The Time Element in Revelation
MOTT’S NOTES (Second In A Series of Five)
by L.A. Mott Jr.
According to the first verse of the book, the subject of the Revelation is “the things which must shortly come to pass” (Revelation 1:1). “For the time is at hand” (v. 3). “Behold, he cometh with the clouds” (v. 7).
The closing section contains the same references to time. The message of Revelation is again said to be “the things which must shortly come to pass. And behold, l come quickly” (22:6-7). Daniel had been told, “but shut thou up the vision; for it belongeth to many days to come” (Daniel 8:26; cf. 10:14; 12:4,9). But John is forbidden to seal up the Revelation, for it does not deal with the distant future—”the time is at hand” (Revelation 22:10). That statement is immediately followed by another indicating that the time is near at hand when character will be finally settled and it will be too late to change (v. 11), The next verse has the Lord saying, “Behold, l come quickly; and my reward is with me, to render to each man according as his work is” (v. 12). Then for the third time in v. 20, “He who testitfeth these things saith, Yea; I come quickly.”
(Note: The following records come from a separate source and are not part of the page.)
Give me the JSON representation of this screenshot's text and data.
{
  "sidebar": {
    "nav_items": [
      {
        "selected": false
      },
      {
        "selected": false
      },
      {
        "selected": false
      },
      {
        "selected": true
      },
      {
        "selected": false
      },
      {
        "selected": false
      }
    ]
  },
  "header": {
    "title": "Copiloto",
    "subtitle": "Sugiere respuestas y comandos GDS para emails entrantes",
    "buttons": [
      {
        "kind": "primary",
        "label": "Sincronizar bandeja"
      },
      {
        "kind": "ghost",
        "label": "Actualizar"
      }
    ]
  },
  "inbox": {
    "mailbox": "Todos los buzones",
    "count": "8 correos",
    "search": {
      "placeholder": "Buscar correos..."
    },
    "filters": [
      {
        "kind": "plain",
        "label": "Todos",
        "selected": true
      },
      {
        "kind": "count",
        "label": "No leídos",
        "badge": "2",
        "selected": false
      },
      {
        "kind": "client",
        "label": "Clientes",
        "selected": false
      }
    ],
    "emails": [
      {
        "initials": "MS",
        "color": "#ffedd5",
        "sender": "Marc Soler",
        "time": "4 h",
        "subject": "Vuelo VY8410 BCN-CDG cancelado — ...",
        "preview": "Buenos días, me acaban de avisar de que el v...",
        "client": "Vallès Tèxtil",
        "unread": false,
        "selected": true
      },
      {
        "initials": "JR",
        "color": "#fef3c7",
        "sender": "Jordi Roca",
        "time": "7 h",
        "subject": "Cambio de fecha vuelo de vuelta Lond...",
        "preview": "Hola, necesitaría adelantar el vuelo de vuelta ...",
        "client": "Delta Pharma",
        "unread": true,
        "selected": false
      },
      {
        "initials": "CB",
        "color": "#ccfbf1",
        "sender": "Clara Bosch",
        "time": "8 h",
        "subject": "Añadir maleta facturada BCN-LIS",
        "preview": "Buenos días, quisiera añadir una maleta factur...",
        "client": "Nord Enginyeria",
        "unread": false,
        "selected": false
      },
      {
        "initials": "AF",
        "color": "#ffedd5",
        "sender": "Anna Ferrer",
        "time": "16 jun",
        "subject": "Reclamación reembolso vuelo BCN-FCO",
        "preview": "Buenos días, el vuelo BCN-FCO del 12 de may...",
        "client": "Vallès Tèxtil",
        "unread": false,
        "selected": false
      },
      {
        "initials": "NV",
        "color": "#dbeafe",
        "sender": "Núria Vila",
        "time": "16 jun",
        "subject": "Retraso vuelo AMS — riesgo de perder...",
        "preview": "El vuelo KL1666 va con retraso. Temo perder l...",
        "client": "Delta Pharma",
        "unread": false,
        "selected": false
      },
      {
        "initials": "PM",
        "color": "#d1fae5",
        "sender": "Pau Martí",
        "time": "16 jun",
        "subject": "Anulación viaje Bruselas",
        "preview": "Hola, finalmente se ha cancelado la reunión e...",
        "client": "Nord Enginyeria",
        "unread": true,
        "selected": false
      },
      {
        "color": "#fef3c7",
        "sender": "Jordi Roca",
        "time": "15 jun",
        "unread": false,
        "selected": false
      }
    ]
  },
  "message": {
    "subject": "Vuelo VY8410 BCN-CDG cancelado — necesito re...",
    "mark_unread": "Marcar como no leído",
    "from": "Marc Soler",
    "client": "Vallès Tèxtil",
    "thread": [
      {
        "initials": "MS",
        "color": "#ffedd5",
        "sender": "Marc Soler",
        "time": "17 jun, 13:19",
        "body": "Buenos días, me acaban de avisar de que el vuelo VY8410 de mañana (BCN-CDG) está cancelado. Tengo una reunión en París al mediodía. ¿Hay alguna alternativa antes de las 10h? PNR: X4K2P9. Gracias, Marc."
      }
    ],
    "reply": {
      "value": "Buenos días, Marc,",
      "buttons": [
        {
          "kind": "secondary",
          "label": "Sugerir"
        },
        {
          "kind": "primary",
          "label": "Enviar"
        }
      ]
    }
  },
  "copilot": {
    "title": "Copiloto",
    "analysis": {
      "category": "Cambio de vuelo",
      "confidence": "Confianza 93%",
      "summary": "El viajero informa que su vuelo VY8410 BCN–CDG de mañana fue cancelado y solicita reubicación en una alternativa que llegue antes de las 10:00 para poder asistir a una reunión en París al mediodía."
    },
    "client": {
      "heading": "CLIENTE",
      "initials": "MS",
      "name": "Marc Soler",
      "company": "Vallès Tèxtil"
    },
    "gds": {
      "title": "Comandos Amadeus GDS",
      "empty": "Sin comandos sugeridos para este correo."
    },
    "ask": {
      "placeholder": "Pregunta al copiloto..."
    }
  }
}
The conclusion is inescapable that the millenia away but executed speedily once the time came. The time was so near the book was not even to be sealed. On the other hand, the reference cannot be to the coming of Christ at the end of the world. One might say that is obvious from history, but more importantly, the book of Revelation itself makes it obvious that the end of the world was not at hand, for one of John’s visions puts it at least a thousand years in the future (Revelation 20).
What, then, is meant by “the things which must shortly come to pass?” What coming of Christ was near? The answer to these questions must be determined by the evidence of the book of Revelation itself: That evidence is found in four passages;
(1) The martyrs who had already been slain were told “that they should rest yet for a little time” and their blood would be avenged (6:9-11).
(2) From the time of Satan’s defeat by means of the cross, symbolically portrayed in Revelation 12:7-12, he has “great wrath” against the church (explaining the persecutions), “knowing that he hath but a short time” (v. 12)—only “a short time” and he would be bound (20:1-3).
(3) The chief instrument of Satan’s wrath was the beast, a persecuting monster, who was not far in the future at the time of Revelation (17:7-11), and
(4) when he came he would continue for only forty-two months (13:5). After that “short time” Babylon would fall (chs. 17-18), the beast and the false prophet would be defeated (ch. 19), and Satan would be bound for a thousand years (20:1-3). Thus “the things which must shortly come to pass,” which were “at hand,” are identified with the conflict between the church and the persecuting monster (which was not far off), ending with the defeat of the persecutor and the binding of Satan after only a short time. However the “millenium” may be explained, the book of Revelation certainly leaves no doubt where it begins namely, not long after Revelation was written. I will not try to play historian, but will insist that this is what John has said in the book he wrote,
CHRISTIANITY MAGAZINE FEBRUARY, 1984